August 3, 2021 - Liz Schondelmayer

When looking for their next romantic partners, most people would think they'd like to avoid someone who is just like their ex. But new social science research suggests that the majority of us actually do the exact opposite - or will even look for someone who reminds us of our parents. 

According to a new study from Michigan State University graduate student Katelin Leahy (pictured left) and MSU psychologist Dr. William Chopik, people tend to show romantic interest in people who resemble their exes or their parents. Called transference, this concept holds up across the lifespan - meaning that younger, middle-aged and older people all tend to follow this pattern. 

The study is the first of its kind to test the theory of transference among adults from all age groups, as past research had focused solely on college students. For this study, the researchers asked over 500 participants to use adjectives to describe their past partners, such as "nice," "helpful," or "charismatic," and then designed dating profiles to mimic those traits.

Leahy and Dr. Chopik found that, not only did the majority of participants favor profiles with similar traits as their exes, they began falsely attributing characteristics to those profiles which actually applied to their ex. "For example, the transference effect suggests that people would remember a profile saying they enjoyed a certain band, but the band was nowhere on the profile - it was actually their ex's favorite band," explained Dr. Chopik. 

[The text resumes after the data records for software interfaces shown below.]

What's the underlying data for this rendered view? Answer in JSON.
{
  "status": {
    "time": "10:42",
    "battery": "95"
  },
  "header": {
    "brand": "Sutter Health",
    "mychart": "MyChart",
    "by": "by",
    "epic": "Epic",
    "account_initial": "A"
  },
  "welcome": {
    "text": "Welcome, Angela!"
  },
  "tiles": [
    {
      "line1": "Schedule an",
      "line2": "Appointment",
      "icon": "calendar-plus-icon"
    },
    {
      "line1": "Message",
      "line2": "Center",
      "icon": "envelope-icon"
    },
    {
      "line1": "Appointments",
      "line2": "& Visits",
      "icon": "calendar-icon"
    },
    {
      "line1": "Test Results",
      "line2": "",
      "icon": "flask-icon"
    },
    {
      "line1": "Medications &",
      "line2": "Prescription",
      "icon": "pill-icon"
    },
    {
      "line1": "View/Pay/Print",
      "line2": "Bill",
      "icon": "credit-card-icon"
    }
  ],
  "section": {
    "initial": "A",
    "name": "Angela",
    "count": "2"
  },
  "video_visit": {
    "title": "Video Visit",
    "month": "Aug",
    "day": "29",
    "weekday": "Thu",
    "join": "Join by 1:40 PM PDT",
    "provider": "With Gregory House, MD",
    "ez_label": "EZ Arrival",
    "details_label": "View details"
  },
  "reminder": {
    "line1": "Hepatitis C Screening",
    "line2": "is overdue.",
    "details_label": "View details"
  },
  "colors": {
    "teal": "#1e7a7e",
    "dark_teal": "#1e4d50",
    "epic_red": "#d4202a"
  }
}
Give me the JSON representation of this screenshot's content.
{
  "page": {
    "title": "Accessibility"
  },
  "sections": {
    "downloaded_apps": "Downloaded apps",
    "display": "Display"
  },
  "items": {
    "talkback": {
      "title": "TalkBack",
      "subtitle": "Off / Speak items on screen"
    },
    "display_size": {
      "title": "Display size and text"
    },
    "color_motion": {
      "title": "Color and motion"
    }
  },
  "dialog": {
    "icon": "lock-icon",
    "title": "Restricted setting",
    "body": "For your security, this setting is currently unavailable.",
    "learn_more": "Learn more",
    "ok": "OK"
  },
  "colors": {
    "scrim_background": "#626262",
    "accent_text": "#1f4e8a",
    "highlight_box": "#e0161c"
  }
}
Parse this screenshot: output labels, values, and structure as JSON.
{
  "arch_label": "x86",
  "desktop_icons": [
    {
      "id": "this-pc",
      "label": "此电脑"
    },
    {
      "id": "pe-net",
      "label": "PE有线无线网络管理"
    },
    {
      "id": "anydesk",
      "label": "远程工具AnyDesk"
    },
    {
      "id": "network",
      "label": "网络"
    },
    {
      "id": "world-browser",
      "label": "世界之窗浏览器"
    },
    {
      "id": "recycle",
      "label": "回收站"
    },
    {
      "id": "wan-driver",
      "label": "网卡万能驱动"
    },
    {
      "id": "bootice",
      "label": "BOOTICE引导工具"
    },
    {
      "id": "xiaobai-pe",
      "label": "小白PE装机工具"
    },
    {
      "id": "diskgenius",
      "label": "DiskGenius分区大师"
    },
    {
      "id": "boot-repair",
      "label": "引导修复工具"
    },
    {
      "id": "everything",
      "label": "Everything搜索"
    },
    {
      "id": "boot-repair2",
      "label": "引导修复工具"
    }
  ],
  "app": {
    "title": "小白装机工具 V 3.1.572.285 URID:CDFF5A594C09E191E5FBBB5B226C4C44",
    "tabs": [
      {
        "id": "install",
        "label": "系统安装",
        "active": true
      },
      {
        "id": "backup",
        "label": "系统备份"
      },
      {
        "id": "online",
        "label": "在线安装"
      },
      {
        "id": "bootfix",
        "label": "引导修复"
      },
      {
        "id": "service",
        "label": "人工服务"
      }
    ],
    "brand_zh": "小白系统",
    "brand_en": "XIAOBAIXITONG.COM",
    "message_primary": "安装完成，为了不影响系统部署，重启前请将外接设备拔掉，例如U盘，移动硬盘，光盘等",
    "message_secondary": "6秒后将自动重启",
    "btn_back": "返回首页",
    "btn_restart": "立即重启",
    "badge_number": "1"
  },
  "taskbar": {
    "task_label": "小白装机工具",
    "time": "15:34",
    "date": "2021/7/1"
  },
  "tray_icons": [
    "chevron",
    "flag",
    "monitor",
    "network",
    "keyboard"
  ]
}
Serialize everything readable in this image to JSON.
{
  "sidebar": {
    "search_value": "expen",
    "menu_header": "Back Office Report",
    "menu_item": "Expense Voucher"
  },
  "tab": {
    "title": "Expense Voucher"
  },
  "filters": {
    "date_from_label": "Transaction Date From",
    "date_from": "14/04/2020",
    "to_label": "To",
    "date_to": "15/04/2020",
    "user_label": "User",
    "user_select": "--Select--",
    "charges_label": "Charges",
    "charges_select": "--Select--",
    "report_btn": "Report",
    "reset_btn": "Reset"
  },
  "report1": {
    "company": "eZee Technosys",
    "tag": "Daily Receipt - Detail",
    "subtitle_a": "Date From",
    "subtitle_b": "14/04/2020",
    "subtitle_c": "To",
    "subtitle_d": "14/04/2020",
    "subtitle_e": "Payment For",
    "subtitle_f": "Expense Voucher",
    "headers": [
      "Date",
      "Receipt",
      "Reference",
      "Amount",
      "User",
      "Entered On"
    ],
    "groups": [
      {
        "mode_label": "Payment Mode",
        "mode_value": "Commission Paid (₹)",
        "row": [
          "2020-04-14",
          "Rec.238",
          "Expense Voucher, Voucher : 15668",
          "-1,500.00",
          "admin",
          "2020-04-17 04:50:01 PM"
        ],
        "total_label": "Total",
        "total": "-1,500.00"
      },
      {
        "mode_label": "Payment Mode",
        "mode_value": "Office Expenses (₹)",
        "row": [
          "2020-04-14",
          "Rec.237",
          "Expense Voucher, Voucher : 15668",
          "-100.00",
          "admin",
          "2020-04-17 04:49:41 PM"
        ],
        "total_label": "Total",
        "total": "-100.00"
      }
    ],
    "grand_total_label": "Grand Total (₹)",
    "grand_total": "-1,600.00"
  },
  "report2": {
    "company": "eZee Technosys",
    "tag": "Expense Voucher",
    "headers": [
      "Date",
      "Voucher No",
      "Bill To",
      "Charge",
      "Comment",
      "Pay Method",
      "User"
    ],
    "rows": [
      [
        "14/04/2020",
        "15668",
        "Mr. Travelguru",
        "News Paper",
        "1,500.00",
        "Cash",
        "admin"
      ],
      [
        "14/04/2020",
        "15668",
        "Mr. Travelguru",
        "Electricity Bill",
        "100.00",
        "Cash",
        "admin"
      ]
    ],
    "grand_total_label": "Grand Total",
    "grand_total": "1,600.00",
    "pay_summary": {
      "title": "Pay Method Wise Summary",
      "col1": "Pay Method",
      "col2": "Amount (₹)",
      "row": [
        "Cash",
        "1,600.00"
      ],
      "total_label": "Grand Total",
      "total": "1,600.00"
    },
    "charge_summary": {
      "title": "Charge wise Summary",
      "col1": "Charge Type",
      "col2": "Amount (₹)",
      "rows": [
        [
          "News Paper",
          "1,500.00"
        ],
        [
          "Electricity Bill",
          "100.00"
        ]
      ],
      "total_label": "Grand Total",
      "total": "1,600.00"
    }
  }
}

For Leahy, a graduate student in the Department of Psychology, this research served as her Master's thesis project. "As a close relationships researcher, I'm interested in understanding how people choose romantic partners. After discovering the theory of transference, I wanted to test if people really are interested in dating the same type of people over time and across life," Leahy said.

Leahy notes that the study's results may seem counterintuitive: "You would think an ex is an ex for a reason, right? However, for some reason, we seem to be drawn to familiarity and comfort, even when our relationships with similar people continuously fail." 

Transference was especially present in participants who were older and/or confident in their ability to get into or maintain relationships. This means that these patterns of misremembering and preferring people from our past were somewhat stronger as people age or become more comfortable in relationships.

The study also found that people were more interested in dating people who reminded them of their parents as well as their exes. Although the finding may seem Freudian at first, Dr. Chopik explains that it has more to do with emulating a past positive relationship in one's life. 

"For those who have had a good relationship with their parents, it makes sense that they would want a partner who shares similar traits with someone else they have a strong connection with," Dr. Chopik said. 

Leahy and Chopik hope to further our understanding of transference by comparing the happiness of people who date similar partners over time to those who break out of this pattern and go for vastly different significant others. 

Read the full research article here.